The night was just another one in an endless string of January darkness. Winds howling outside, wind chill at -45F. I was sitting on the futon in the room above our garage metaphorically bashing my head against the manuscript I’ve been “revising” since I returned from Europe in June. I had already tossed out two main characters and half the chapters (see my last State of the Savage), and I was nearing the end of revisions for another character’s storyline. Where there should have been a renewed sense of optimism at my progress there was only a growing unease.
Something was very wrong with my novel.
I had decided to remove the most climactic scene from the book because it felt rushed (spoiler alert: massive battle featuring many people and “countries”). Playing with plot lines like this is really dangerous, kind of like giving my cat Fingal a ball of yarn and asking him not to F it up. Knots appear, the yarn gets pulled into wisps, and if you’re really unlucky you might just shear off the entire tangled mass that was your story. Removing that chapter opened my eyes to a major problem I had been blind to throughout my revision process.
My protagonists were unnecessary to the story.
Oops. You see, my novel developed from a concept not from characters, and so I spent countless hours world-building and a scant few hours devising characters who could be in this world and reflect all its awesomeness. The larger world’s story was evident and rich, but the protagonists themselves had little to do with it. They weren’t driving the plot and doing heroic things. They were mostly bystanders watching the world move around them. I didn’t need Fingal to F up this ball of yarn. Turns out I was more than capable of that myself.
I remember that moment of insight as I sat stone still on the futon, realizing that I hadn’t told a compelling story with my zero draft. All of the ingredients were there, I just hadn’t cooked them up into something delicious. It shouldn’t have been a surprise, really, for while I had plotted out the story at a high level before I started writing, the process of writing that zero draft was largely a seat-of-my-pants exploration. I was still looking for the story I wanted to tell. 200,000 words of exploration and I’d found the right path.
I had to start over.
This gangrenous limb needed to be cut off. Yes, it would hurt, but I would live. My story would live. Going through draft after draft looking for the story is nothing new to “pantser” novelists, I just didn’t want to be one of them.
The next day I picked up the book Story Engineering and dug into a treasure trove of helpful ways to plan a story while skimming over the author’s endless cynicism, browbeating, and unhelpful turds of jaded wisdom.
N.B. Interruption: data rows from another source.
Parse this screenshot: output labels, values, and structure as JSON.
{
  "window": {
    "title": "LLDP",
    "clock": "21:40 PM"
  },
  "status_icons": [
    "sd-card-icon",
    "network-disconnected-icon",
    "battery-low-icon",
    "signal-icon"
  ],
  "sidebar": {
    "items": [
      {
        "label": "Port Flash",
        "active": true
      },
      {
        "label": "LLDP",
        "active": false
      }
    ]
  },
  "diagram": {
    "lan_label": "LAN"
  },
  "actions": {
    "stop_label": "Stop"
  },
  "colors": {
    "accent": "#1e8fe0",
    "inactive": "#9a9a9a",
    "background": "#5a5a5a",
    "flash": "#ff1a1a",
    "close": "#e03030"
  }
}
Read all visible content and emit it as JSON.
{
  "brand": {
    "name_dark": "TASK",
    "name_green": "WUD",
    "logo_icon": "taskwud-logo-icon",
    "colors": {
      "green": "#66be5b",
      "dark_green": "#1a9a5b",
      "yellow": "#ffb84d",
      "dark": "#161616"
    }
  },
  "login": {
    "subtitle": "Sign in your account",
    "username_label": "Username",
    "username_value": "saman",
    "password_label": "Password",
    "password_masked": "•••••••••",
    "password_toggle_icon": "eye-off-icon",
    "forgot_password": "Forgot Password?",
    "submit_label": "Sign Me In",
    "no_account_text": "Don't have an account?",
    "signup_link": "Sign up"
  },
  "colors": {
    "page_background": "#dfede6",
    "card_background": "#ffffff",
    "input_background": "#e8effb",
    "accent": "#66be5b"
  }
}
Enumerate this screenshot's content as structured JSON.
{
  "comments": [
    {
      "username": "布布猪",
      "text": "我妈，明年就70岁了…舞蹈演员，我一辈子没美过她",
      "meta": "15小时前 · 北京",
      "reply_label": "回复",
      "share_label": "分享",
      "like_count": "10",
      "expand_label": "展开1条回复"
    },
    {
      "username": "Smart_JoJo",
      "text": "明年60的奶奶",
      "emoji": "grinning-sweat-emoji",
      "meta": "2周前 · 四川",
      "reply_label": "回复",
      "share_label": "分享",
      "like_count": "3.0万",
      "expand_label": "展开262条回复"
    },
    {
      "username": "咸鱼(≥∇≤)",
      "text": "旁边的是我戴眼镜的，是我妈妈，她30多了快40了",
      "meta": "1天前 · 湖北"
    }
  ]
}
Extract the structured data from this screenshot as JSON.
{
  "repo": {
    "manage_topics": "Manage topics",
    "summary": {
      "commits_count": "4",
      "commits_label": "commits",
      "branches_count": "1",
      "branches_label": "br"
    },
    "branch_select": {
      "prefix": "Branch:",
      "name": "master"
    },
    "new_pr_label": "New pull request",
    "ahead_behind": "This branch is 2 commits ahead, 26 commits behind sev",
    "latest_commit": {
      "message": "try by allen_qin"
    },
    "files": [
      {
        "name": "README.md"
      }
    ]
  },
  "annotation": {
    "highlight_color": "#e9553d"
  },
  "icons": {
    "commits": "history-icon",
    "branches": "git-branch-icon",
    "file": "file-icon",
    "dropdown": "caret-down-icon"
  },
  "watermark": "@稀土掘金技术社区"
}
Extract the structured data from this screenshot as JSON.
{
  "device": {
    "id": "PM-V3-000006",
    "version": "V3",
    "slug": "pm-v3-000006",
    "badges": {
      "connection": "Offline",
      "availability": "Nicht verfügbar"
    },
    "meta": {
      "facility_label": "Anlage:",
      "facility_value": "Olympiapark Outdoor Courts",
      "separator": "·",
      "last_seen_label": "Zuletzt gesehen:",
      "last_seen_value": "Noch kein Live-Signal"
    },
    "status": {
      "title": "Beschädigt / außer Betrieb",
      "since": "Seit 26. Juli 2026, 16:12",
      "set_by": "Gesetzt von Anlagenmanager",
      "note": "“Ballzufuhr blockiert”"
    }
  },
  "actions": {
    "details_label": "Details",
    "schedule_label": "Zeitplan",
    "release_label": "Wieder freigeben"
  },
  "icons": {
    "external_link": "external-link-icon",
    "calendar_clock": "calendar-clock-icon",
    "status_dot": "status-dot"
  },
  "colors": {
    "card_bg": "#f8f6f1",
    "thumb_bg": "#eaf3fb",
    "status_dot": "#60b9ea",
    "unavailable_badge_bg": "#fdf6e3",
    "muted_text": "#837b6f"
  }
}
I needed to learn how to tell a story. Perhaps I should feel embarrassed that I hadn’t developed that skill as a creative writing major in college, but it just makes me a little bit angry that not once in all of my classes was the process of telling a story taught. It’s one of those things you’re assumed to know how to do.
The day after that I hung corkboard in my office, loaded up on index cards and push pins, and began to approach my story from the ground up. Idea. Concept. Premise. Protagonists with highly detailed backstories. Then it was on to story architecture: First plot point, second plot point, parts 1, 2, 3, and 4, etc. Countless hours of coffee, pacing, talking to myself, putting up index cards, taking down index cards, throwing cats out of my office, and I’m nearly there. I have just a few more details to work out in Calder’s storyline and I will push forward into identifying scenes and their goals, something I didn’t do in my zero draft. No more wondering what I’ll write today. That’s a telling symptom that you don’t know the story.
I haven’t thrown out the yarn. I am still working in the same world with largely the same characters and events. I just had to comb out the knots, give every strand a much harder look, and start again. When we accomplish something for the first time, I think there’s a lot of pride simply in finishing. Whether it’s writing a novel or brewing beer or building a birdhouse or developing an app, it feels good to have followed through. But that’s not the threshold for success – it might just be the first milestone. Give it time, let the pride fade, and look at it again.
Is it good enough?
Traveling Savage in Southern Scotland!
I’ve got my itinerary mostly nailed down for my upcoming trip to Scotland in April. On the docket are visits to Edinburgh, East Lothian, Dumfries & Galloway, the Scottish Borders, and Fife! This trip clocks in right around three weeks in length, and you can expect the same depth of coverage you’ve come to expect from me. I will be exploring abbeys, castles, distilleries/breweries/cideries, landscapes, food, and accommodations. One relatively recent development is that this trip will yield articles to be published in The Scotsman. In the last couple of months they’ve published articles I’ve written on Kilchoman distillery, traveling in Orkney, and exploring the Cairngorms National Park’s Rothiemurchus Forest (all of which were originally published here).
Head on over and take a look! Why not subscribe to The Scotsman while you’re there?
I hope you’ve enjoyed my series on Scotland Itinerary Ideas. I’ve got more articles in the series lined up for places like Perthshire, Edinburgh, and the Isle of Mull. I’ve packed these posts full of some of my best photographs, and they’ve been getting some love. I was recently included in a photography e-book and a while back I missed a list of the 100 best travel photographers in the world that included me.
I’m currently in the process of buying a new camera for my travels which should only improve the quality of my shots. Right now the top contender is the Sony NEX 6.
Until next time, sláinte!